Well, our flight is delayed…. Again. Sitting in a shiny new terminal in Houston, surrounded by strangers heading off to places near and far and for reasons unknown, it seems that this is as good a time for reflecting on the season just ended as any. And what a season it was! SCRAP hosted its first archaeological fieldschool, began the first of four seasons’ research under a big new grant from the Social Sciences and Humanities Research Council of Canada—this included excavation in the monumental core of Alabama, follow-up settlement research, and initiation of a broad regional geological survey—and welcomed new colleagues in both endeavors.
After dropping the fieldschool students off at the Philip Goldson International Airport at the end of Week 5 (we cried like babies), we traded in our monster of a van for something a little less ostentatious and headed back south. Over the next couple of days we were joined by our colleagues Matt and Danny, and together with the remaining crew, we passed a blistering week tying up loose ends in our excavations (perhaps creating a few more in the process… but that’s a problem for next season), finishing drawings and photographs, and finally backfilling the holes that we had spent the previous weeks so diligently excavating.
Why fill them back in, you may ask? To leave them open would invite damage from plant growth, erosion, and curious passers by. We marked the base of our excavations and will spend the first few days of next season re-excavating what we must to continue. In the end, we gained some resolution on our Structure 1/2 excavations, including the exposure of a well-defined habitation surface. There does not appear to be a stair, though there is a series of low platform terraces, and an alignment of stones perpendicular to the transverse axis of the structure (and below the level of the habitation surface) may hint at an earlier phase of construction. Finally, we may have identified a buried architectural façade in Structure 10, though an organized stair still eludes us. We will return to both areas in 2019.
But digging and filling in holes is only part of the process. All season, we’ve been reporting on the general goings-ons of our lab work (cleaning, cataloguing, analysis, photography and drawing, experimental archaeology, etc.). This work continues after the digging is done, and indeed, accounts for more of our time. In addition to closing up shop in the field, Week 6 was spent finishing up our basic recording and preparing our preliminary report (a copy of all notes, drawings, photos, etc., along with a complete, if basic, catalogue of the material culture recovered are included). Our final task before leaving Maya Centre was to clean, pack and inventory all of our equipment until next time.
Our final week represented a significant departure from these activities, and was spent relaxing for a couple days in Hopkins, then on to San Ignacio, where we attended and presented papers at the annual Belize Archaeology Symposium. This is an extremely important part of the archaeological process and a serious responsibility. The BAS is the primary outlet through which members of the Belizean public, tour guides, and our fellow archaeologists keep abreast of the current work being done in Belize. Some papers deal with theoretical concerns. Others are focused on method. The majority are simply updates on our current knowledge of the archaeological record in Belize, filtered through the particular theme of the year (in this case, challenging dominant narratives in Central Belize). The conference is both informative and a ton of fun. If you happen to be in San Ignacio at the end of June and feel like a hit of archaeology, stop on by!
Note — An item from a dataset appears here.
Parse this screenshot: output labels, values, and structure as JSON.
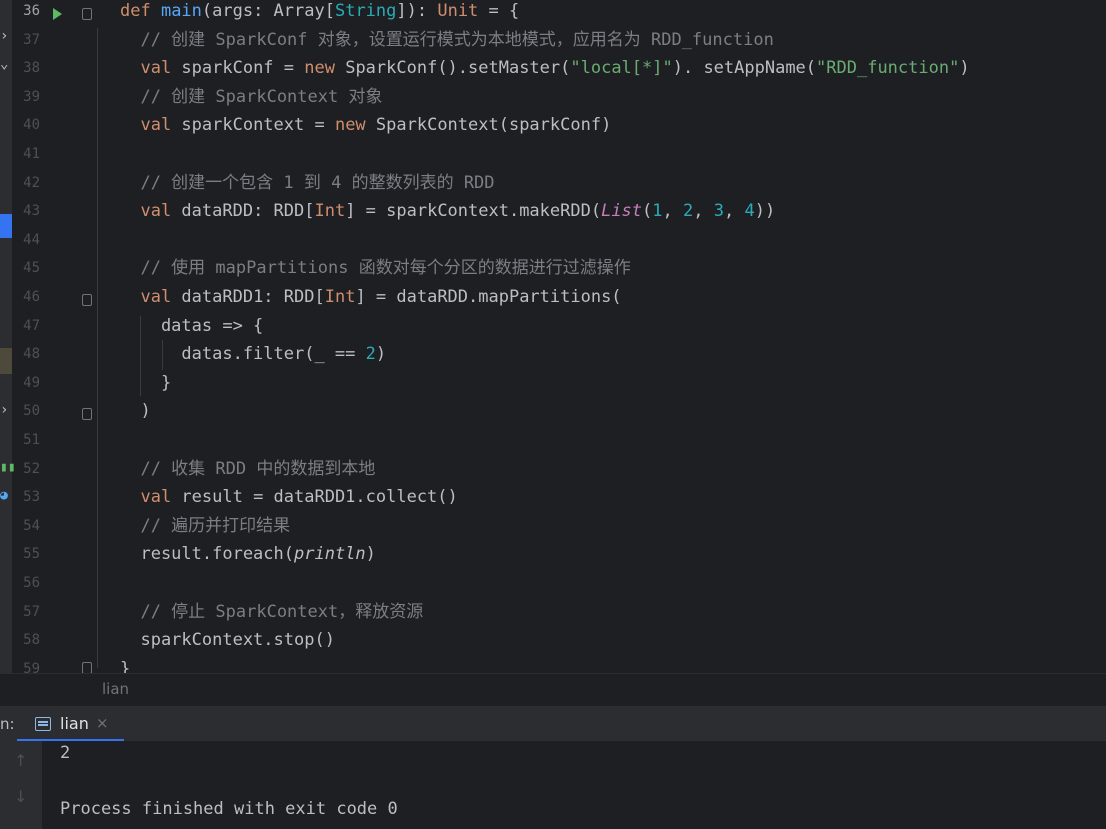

Alright, that’s about it. All that remains is to say thank you. To all of the students, staff, field crew, thank you. To the directors and administrators of the Institute of Archaeology, thank you. To our wonderful hosts at Nuuk Cheil, thank you. Signing off and finding a coffee.
Meaghan and Shawn